With games as a service (GaaS) now a cornerstone of successful AAA gaming, player retention has never been more important. It’s no longer to get the sixty bucks from a game sale, now they want you hooked into the game, the community, and everything about it for years to come.

But keeping players hooked long-term isn’t just a magic button that’s flipped. The number of GaaS titles that fail far outnumber the amount that succeed. There is a formula, sure, but you can see from the various failed attempts that even great games can struggle to keep players around if the ongoing support isn’t interesting enough.

Rocket League. Rainbow Six Siege. Overwatch. PUBG. Fortnite. DOTA 2. These games do what others can’t. They all months or years old and yet their popularity never seems to wane. The big question is why?

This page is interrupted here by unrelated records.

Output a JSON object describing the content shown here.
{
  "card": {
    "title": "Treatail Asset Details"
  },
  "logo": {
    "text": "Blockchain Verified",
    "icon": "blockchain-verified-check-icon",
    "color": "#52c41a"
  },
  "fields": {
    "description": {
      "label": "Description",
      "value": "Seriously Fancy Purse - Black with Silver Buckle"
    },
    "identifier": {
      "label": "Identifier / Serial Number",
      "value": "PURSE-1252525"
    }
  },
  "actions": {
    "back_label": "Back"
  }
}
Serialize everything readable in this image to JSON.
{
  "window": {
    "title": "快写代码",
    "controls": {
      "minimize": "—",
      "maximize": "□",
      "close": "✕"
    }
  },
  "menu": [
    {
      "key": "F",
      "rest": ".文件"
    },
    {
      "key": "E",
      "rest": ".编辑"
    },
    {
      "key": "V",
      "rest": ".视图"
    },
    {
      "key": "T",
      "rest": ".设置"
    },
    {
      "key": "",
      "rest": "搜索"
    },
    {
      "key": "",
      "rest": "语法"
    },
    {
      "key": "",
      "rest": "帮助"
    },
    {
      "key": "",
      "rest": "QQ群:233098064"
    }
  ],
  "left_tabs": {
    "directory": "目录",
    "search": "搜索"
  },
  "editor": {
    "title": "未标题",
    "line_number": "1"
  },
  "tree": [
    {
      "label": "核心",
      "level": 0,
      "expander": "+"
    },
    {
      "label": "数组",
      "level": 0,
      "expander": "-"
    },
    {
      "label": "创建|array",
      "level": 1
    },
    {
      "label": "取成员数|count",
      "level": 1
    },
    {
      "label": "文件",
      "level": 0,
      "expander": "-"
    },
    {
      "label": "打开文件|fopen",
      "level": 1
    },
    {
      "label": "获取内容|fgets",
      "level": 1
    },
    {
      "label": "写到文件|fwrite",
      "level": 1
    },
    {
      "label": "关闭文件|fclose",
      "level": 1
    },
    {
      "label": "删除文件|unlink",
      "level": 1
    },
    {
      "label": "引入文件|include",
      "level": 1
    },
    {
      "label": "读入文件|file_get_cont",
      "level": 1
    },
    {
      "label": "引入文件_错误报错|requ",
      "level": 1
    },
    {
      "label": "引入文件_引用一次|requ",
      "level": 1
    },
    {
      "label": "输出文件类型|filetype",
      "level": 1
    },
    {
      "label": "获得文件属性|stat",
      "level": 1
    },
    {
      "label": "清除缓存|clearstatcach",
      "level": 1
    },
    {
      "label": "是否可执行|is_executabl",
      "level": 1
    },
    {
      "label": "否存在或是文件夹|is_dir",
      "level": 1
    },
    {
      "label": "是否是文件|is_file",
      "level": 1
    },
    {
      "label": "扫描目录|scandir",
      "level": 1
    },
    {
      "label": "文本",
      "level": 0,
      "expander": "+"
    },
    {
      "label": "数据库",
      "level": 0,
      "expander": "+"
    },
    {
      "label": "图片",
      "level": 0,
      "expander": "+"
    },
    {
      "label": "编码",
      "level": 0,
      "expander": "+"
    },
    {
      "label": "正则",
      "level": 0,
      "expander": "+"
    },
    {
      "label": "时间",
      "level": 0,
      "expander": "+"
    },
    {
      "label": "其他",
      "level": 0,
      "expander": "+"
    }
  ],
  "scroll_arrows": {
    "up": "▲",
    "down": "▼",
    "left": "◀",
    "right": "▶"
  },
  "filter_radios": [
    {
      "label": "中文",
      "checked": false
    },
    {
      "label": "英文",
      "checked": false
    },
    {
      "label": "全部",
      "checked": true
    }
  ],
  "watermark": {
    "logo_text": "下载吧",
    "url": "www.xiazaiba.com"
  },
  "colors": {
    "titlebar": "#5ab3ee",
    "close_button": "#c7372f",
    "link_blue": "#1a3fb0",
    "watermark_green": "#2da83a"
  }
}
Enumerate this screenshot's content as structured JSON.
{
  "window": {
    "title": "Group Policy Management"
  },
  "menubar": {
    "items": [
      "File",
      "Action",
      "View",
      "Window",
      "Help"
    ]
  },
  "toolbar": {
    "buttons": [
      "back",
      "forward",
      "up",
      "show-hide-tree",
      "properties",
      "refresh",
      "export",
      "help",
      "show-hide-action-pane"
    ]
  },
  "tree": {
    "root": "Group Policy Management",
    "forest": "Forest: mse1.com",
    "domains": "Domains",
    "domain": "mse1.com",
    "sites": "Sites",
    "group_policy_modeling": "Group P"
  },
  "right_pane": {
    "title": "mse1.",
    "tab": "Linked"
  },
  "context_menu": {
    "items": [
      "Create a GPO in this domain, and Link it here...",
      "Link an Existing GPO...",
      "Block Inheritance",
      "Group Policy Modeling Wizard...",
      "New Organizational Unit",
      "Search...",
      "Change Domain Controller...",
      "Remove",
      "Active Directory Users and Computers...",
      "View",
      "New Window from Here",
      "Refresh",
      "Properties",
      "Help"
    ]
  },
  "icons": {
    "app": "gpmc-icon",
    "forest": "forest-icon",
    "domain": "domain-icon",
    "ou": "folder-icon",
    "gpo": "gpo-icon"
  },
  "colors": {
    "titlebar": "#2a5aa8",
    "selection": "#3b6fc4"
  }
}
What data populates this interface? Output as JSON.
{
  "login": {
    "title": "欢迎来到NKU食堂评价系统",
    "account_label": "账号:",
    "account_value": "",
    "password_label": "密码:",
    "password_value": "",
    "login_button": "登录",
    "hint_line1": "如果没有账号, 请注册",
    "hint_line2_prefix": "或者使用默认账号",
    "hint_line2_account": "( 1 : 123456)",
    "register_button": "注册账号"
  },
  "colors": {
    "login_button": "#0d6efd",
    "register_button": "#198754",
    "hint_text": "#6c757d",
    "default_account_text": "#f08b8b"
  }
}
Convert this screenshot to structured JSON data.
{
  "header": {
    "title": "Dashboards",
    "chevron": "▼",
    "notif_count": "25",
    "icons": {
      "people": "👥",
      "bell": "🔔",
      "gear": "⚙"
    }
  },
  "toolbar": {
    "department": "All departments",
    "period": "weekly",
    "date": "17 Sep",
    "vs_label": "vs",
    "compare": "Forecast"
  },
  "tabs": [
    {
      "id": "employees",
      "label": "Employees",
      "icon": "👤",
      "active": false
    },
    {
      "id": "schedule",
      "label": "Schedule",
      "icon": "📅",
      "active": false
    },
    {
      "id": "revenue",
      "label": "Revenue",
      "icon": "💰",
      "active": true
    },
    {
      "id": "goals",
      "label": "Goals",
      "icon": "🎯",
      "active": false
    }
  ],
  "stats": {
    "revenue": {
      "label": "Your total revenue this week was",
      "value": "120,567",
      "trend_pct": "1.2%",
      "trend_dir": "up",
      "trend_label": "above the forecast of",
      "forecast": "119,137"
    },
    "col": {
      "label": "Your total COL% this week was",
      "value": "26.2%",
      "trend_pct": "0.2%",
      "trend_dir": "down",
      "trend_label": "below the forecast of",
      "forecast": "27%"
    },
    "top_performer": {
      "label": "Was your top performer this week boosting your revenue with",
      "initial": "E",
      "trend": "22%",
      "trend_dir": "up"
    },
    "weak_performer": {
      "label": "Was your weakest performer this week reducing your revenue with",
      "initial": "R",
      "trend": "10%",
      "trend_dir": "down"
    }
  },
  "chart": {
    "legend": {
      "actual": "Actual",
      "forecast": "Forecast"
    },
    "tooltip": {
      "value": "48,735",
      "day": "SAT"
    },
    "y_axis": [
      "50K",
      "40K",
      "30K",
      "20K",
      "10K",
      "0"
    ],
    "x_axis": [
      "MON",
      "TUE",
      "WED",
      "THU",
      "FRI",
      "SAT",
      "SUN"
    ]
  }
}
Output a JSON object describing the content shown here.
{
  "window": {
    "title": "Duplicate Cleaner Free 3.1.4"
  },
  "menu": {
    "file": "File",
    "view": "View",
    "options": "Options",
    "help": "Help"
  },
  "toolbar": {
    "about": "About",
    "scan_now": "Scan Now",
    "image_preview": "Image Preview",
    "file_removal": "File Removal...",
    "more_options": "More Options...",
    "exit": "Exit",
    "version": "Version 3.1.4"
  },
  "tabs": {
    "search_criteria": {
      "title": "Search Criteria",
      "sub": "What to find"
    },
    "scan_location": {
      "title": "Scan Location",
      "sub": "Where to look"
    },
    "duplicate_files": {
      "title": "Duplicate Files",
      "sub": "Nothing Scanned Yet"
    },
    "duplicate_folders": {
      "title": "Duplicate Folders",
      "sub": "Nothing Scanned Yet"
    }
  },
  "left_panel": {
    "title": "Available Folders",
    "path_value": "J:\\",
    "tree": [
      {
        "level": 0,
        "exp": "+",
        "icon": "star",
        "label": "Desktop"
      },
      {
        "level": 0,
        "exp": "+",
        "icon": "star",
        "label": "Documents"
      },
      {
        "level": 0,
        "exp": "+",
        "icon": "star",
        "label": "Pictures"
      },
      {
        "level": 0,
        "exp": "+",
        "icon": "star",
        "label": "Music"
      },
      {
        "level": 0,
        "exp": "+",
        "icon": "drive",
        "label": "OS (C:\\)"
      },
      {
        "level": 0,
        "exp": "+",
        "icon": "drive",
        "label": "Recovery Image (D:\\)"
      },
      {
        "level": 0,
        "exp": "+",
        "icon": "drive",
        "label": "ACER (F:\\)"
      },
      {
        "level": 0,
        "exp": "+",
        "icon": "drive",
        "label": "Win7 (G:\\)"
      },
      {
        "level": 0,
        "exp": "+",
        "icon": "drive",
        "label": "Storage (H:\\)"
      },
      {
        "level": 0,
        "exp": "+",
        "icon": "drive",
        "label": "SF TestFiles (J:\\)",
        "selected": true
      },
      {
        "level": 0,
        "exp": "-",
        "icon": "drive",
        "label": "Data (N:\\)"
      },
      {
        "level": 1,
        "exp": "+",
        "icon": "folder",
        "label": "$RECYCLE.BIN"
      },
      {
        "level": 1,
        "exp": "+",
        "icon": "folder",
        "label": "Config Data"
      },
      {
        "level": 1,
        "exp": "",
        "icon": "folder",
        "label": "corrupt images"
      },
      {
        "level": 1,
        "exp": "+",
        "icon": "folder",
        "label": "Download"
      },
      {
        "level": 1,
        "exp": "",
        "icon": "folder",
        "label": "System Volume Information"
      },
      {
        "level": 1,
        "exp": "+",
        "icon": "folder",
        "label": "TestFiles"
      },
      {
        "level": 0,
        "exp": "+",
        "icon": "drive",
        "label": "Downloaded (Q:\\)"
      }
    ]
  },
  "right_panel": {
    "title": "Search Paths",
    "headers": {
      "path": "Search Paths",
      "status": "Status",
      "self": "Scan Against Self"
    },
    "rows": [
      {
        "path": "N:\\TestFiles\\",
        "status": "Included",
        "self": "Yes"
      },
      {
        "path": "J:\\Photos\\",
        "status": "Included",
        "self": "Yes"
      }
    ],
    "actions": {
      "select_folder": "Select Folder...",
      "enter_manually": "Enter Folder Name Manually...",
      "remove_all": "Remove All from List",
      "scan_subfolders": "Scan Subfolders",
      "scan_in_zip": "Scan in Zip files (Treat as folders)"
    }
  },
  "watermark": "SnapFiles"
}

What are these games doing above and beyond everything else?

In order to be a success, GaaS need players to keep coming back day after day, week after week and even year after year. Do this, and avoid the dreaded churn of players dropping the game, and a game will grow exponentially.  

But there needs to be a core with enough to feel like players are constantly mastering systems, as well as enough updates and changes to keep it fresh while retaining as near-perfect balance as is feasible. New maps, new characters, new weapons, new modes, new missions. There also needs to be a throughline of progression, whether that’s leveling up, higher rankings, tournaments, cosmetic unlocks, challenges, etc.

All of these aspects ideally need to work in concert for a game to succeed as a service. Take out even one element and you could find yourself with a dud. Remove depth, for example, and the most committed players will have nothing left to learn. The very best arguably combine immense depth with pick-up-and-play simplicity. The Rocket Leagues of the world. Something like Fortnite arguably lacks depth outside of its building but works around this through a torrent of content updates, timed events, and special events, ensuring freshness is always right around the corner.

By now I should imagine most of us have a GaaS title that we like to fall back on. The sorts of games that we could pick up every few days or weeks, check out the changes, and immediately settle back into a familiar rhythm.

Of all the aspects that tribute to a successful service game though, which do you think are the most important, and why? Get voting for whichever you think are the most important in the poll below, you’ve got three votes!